**INSTRUCTIONS TO FOLLOW**
Your result should be every line of the records below that contains the word "subject".

**SUPPLIED DATA**

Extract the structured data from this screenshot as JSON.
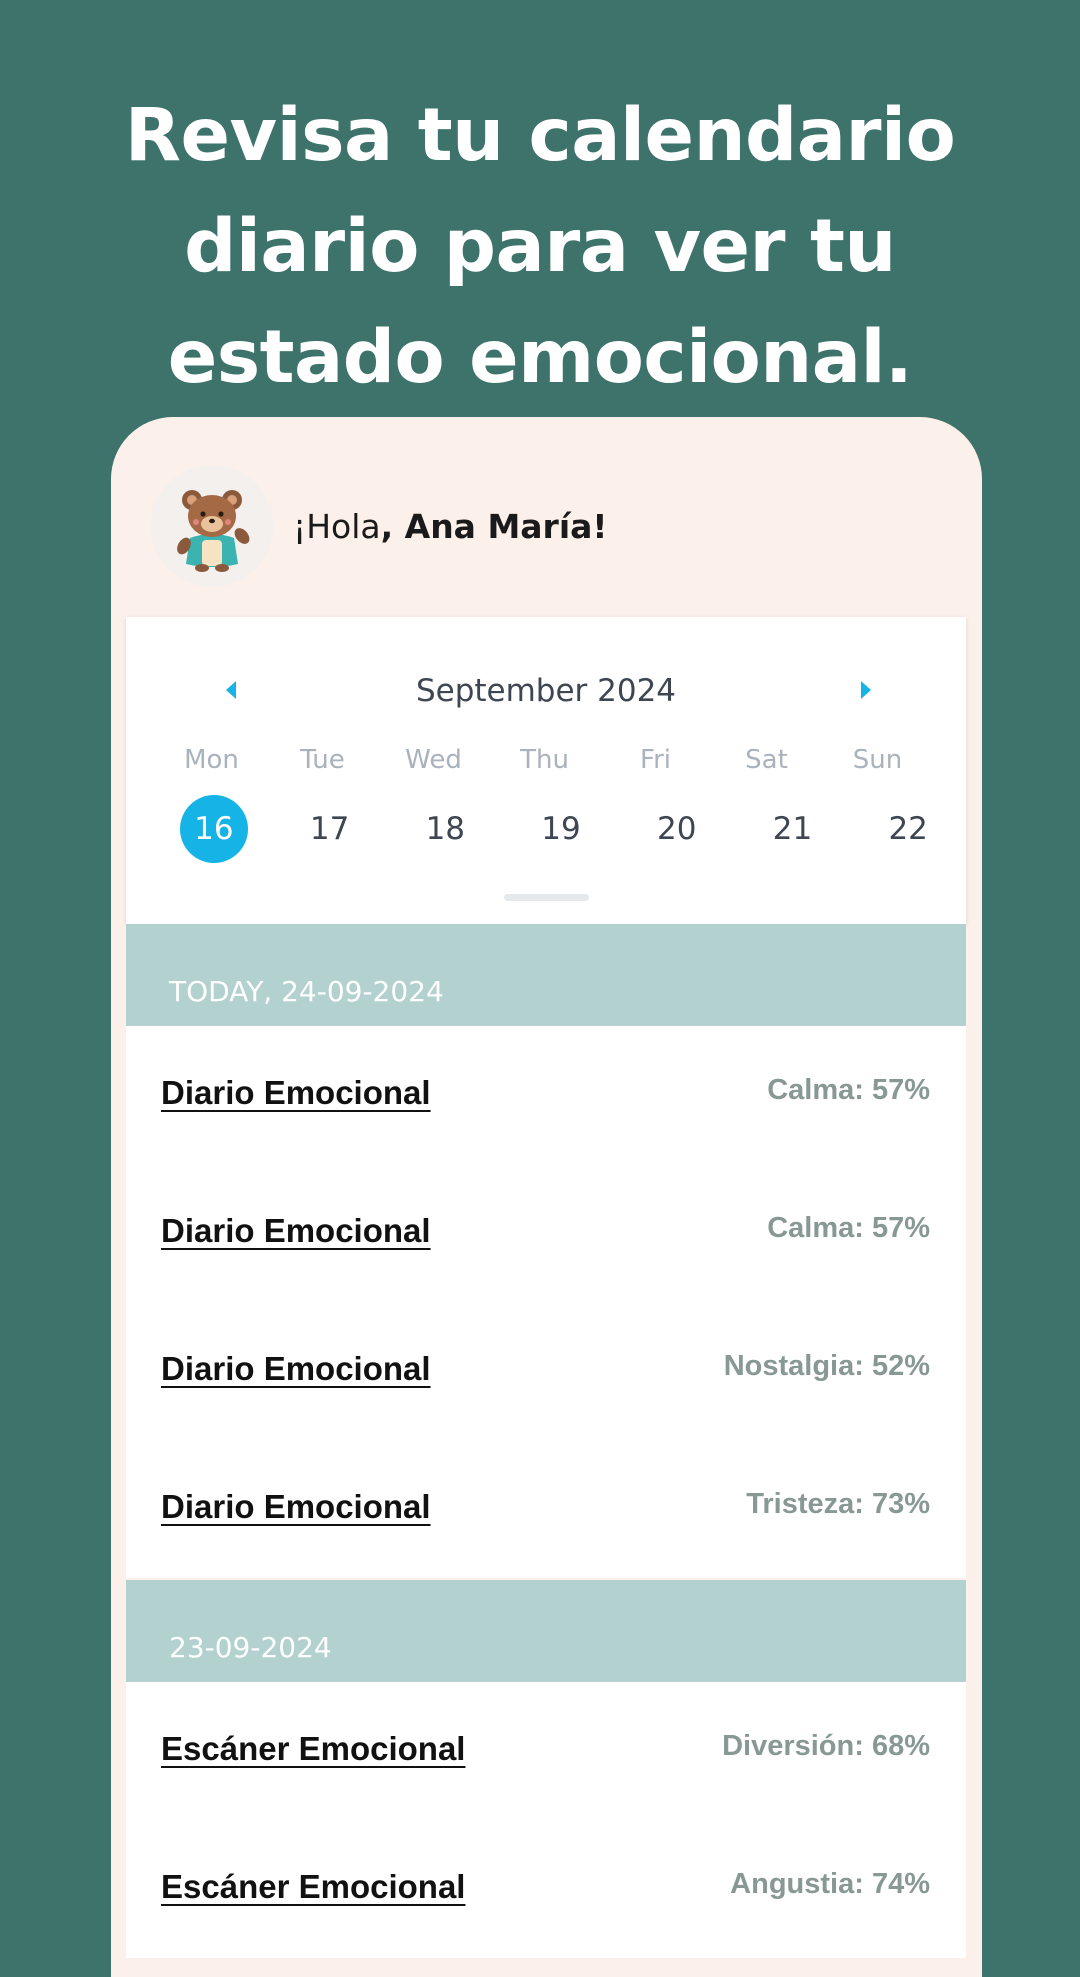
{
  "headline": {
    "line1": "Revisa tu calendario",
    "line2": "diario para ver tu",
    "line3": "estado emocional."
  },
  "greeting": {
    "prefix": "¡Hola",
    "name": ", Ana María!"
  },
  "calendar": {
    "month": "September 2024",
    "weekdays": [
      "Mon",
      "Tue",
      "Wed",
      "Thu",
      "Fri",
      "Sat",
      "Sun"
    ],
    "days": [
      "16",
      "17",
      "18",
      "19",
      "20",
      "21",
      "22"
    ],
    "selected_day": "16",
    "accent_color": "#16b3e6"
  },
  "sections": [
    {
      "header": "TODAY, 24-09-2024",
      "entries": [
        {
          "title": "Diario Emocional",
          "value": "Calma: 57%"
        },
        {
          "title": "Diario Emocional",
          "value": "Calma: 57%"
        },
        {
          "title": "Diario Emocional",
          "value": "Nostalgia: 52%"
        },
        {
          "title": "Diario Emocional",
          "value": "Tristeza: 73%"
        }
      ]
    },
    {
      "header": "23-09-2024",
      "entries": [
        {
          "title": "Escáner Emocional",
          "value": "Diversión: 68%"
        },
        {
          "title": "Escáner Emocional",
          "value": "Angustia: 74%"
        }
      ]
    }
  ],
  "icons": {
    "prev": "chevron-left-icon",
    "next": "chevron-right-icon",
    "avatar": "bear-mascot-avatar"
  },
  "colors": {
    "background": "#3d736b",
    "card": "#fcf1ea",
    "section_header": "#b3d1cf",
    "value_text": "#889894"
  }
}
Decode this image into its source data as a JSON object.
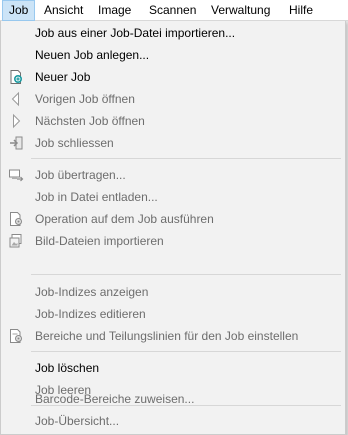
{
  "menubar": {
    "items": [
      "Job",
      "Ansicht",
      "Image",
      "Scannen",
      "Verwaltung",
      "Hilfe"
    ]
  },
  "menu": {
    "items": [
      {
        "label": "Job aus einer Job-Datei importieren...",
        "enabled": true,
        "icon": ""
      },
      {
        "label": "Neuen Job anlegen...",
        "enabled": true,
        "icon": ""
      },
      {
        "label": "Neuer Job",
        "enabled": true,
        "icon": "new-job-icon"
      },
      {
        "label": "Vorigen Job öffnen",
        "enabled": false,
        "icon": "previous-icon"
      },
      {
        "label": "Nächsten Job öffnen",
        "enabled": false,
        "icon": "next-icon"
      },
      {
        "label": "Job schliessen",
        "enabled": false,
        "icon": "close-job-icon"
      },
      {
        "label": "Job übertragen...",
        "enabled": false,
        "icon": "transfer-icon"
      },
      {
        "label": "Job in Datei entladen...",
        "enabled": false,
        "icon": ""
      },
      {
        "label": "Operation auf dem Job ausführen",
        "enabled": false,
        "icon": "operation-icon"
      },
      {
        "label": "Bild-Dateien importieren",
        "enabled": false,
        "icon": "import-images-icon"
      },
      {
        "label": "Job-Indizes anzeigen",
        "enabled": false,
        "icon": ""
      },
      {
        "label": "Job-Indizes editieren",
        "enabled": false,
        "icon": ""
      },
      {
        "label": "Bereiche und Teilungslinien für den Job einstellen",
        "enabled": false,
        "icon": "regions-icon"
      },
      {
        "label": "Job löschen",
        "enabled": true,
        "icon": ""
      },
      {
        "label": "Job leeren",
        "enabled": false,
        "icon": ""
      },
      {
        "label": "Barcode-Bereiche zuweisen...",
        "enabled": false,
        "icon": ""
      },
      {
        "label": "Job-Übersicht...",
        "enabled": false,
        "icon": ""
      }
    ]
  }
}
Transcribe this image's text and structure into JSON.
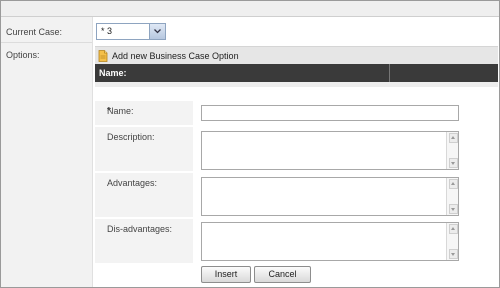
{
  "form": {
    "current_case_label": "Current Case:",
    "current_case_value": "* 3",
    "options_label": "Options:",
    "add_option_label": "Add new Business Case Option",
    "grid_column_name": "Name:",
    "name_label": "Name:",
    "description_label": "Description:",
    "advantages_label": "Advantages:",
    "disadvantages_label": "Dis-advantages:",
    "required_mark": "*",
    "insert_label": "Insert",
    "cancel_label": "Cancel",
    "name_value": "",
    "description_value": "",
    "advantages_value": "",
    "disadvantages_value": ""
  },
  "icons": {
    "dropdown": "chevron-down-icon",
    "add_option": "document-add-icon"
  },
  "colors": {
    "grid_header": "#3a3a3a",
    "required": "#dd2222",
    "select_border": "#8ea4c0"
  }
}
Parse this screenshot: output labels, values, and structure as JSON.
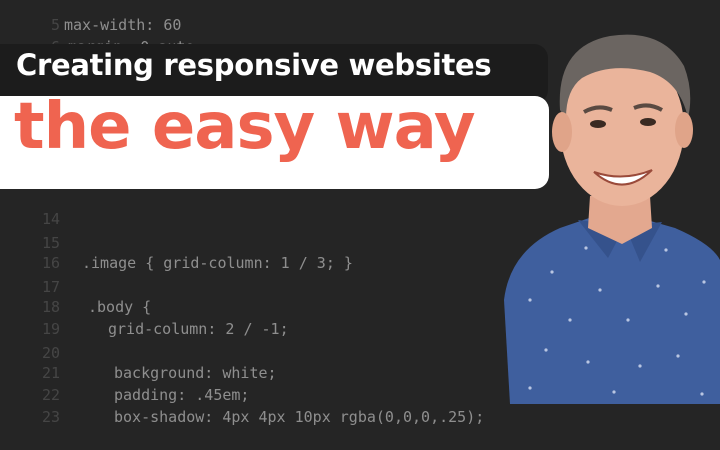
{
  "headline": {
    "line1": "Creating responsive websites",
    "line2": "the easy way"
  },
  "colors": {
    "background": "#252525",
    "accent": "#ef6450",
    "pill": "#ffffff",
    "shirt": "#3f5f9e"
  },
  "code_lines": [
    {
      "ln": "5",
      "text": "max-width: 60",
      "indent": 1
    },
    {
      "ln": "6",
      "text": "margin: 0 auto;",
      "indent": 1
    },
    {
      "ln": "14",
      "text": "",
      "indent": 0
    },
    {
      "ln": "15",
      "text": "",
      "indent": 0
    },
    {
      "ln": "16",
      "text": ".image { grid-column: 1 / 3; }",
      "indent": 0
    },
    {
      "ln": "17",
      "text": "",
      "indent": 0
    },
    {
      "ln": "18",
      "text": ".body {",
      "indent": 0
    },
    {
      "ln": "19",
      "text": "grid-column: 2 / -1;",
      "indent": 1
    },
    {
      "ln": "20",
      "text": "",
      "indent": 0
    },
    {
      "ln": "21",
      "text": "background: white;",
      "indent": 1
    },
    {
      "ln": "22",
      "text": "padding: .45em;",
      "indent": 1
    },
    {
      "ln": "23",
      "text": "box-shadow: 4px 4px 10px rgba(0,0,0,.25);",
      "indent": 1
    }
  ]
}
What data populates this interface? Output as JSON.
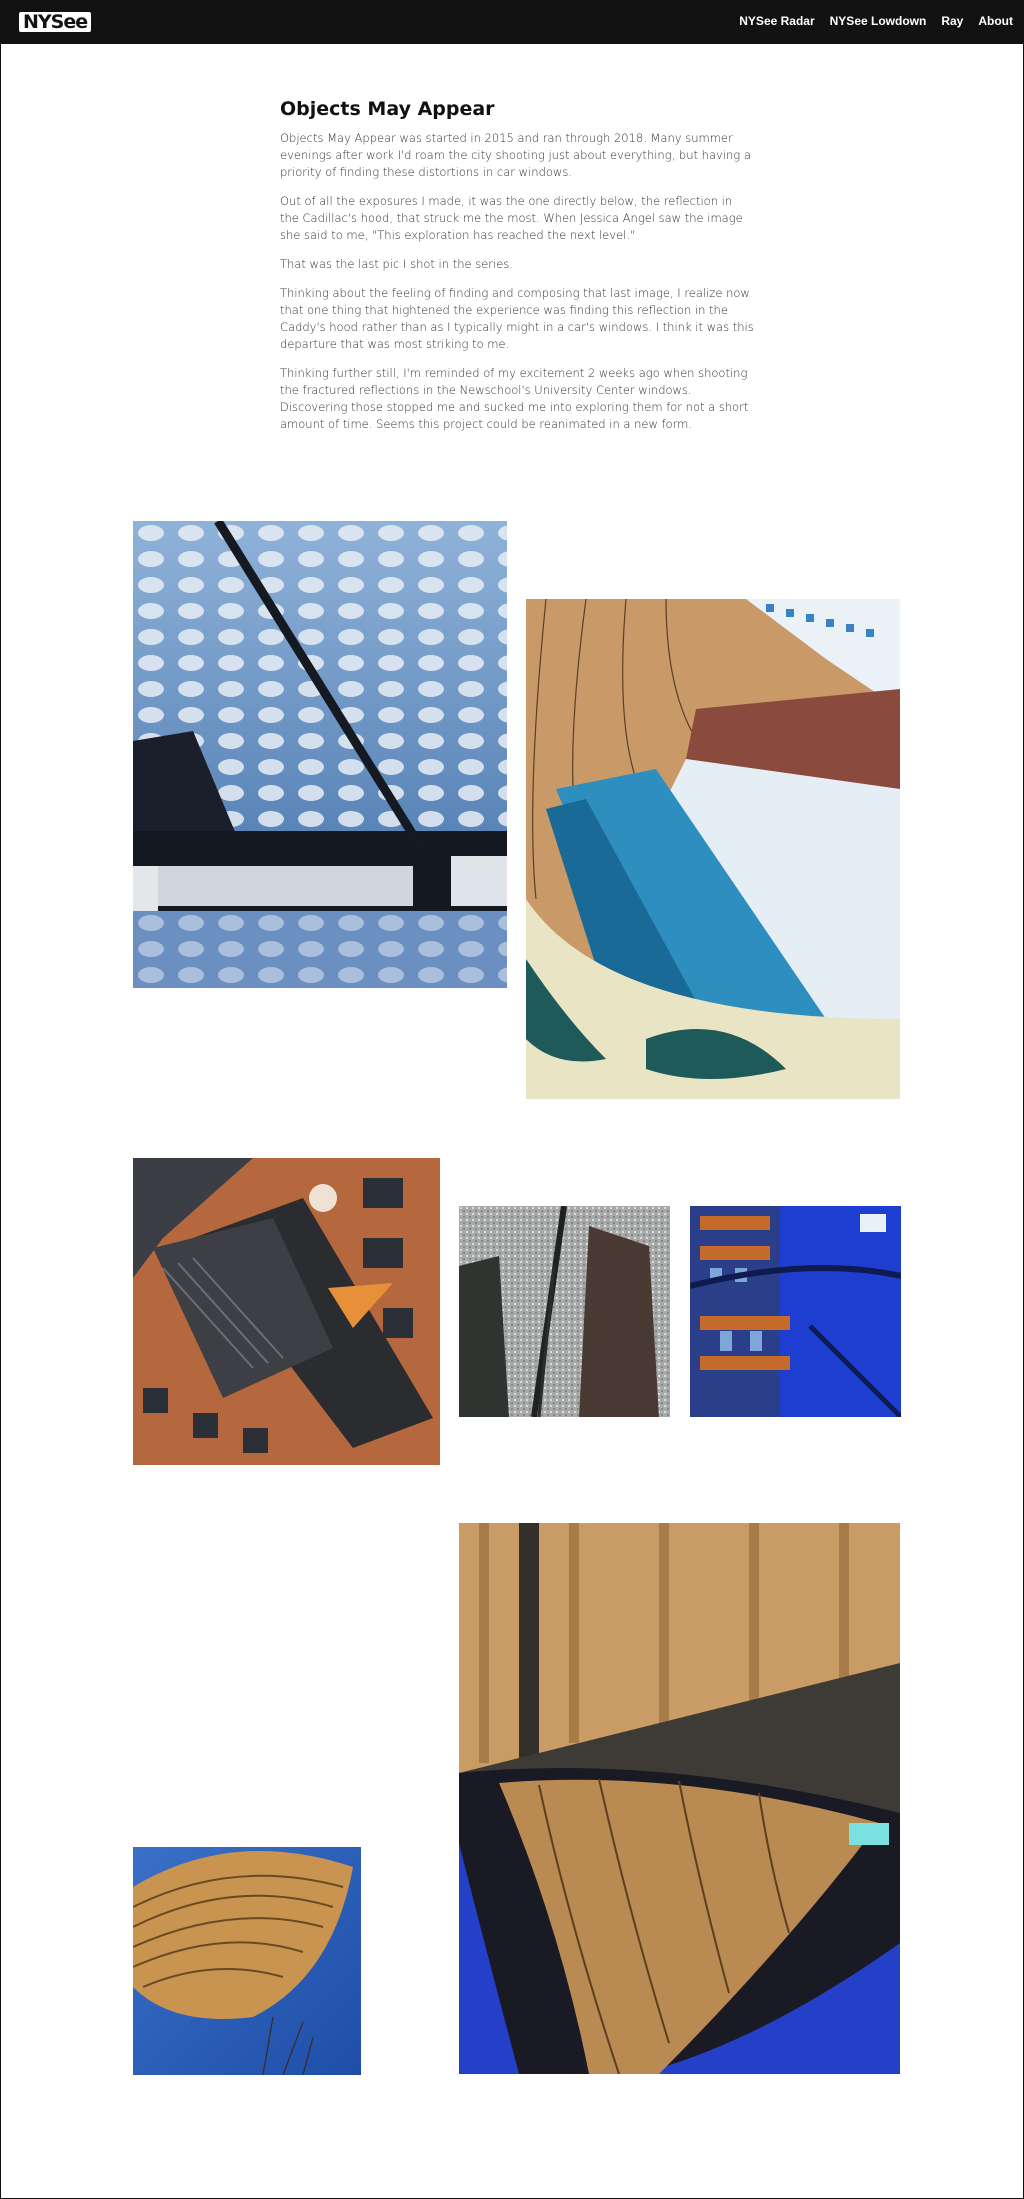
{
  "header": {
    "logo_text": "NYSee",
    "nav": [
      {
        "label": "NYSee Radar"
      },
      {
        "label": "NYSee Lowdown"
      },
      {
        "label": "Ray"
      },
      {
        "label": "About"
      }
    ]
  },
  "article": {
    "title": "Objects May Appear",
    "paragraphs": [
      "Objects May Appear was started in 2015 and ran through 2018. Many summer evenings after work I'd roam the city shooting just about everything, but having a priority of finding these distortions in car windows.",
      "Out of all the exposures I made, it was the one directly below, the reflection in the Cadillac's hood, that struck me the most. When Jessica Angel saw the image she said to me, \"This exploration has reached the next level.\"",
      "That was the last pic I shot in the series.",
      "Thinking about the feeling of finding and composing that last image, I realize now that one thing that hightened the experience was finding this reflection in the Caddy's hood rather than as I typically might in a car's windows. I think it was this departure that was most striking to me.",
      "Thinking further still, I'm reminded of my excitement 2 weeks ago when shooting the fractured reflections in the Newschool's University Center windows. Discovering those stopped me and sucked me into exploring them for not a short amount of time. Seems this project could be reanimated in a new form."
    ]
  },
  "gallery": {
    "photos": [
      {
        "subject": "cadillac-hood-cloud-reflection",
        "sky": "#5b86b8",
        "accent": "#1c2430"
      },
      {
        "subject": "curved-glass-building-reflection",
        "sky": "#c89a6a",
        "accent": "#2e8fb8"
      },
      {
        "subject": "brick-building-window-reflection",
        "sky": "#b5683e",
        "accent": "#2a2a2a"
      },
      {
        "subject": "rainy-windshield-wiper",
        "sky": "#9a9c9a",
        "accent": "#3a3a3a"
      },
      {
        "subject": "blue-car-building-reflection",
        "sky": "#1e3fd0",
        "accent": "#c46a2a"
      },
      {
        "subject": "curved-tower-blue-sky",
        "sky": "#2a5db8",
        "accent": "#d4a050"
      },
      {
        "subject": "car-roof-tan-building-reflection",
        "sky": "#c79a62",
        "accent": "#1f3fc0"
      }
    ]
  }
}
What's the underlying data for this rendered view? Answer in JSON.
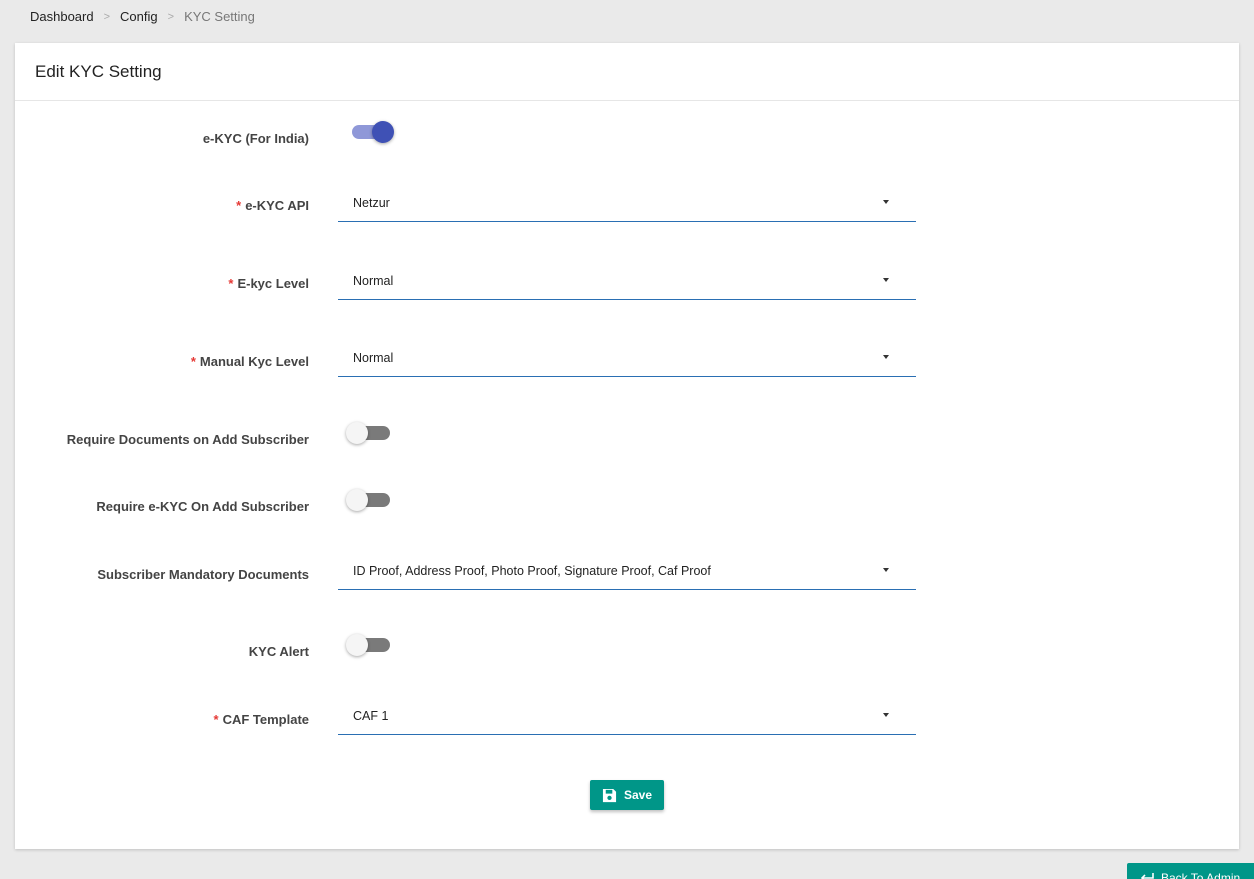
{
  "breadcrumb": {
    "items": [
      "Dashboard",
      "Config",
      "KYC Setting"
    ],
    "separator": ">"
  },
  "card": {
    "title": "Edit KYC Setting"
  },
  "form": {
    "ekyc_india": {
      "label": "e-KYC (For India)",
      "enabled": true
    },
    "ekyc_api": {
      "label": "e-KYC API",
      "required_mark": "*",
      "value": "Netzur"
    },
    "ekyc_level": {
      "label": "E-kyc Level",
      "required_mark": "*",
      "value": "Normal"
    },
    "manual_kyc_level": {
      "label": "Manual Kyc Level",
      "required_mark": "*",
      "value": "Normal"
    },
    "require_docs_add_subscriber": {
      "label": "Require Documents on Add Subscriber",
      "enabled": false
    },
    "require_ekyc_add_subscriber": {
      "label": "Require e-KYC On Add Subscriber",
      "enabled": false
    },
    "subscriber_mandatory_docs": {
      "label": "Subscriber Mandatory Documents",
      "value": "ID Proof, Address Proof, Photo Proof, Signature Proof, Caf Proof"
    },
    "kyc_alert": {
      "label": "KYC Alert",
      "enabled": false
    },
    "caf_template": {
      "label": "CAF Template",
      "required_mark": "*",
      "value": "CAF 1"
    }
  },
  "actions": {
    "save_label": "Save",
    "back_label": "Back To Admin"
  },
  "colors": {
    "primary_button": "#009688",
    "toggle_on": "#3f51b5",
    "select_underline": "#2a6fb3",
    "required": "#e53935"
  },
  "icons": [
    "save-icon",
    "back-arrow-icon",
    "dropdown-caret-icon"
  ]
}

**RESPONSE TO THE EXERCISE**
        "subject": "cadillac-hood-cloud-reflection",
        "subject": "curved-glass-building-reflection",
        "subject": "brick-building-window-reflection",
        "subject": "rainy-windshield-wiper",
        "subject": "blue-car-building-reflection",
        "subject": "curved-tower-blue-sky",
        "subject": "car-roof-tan-building-reflection",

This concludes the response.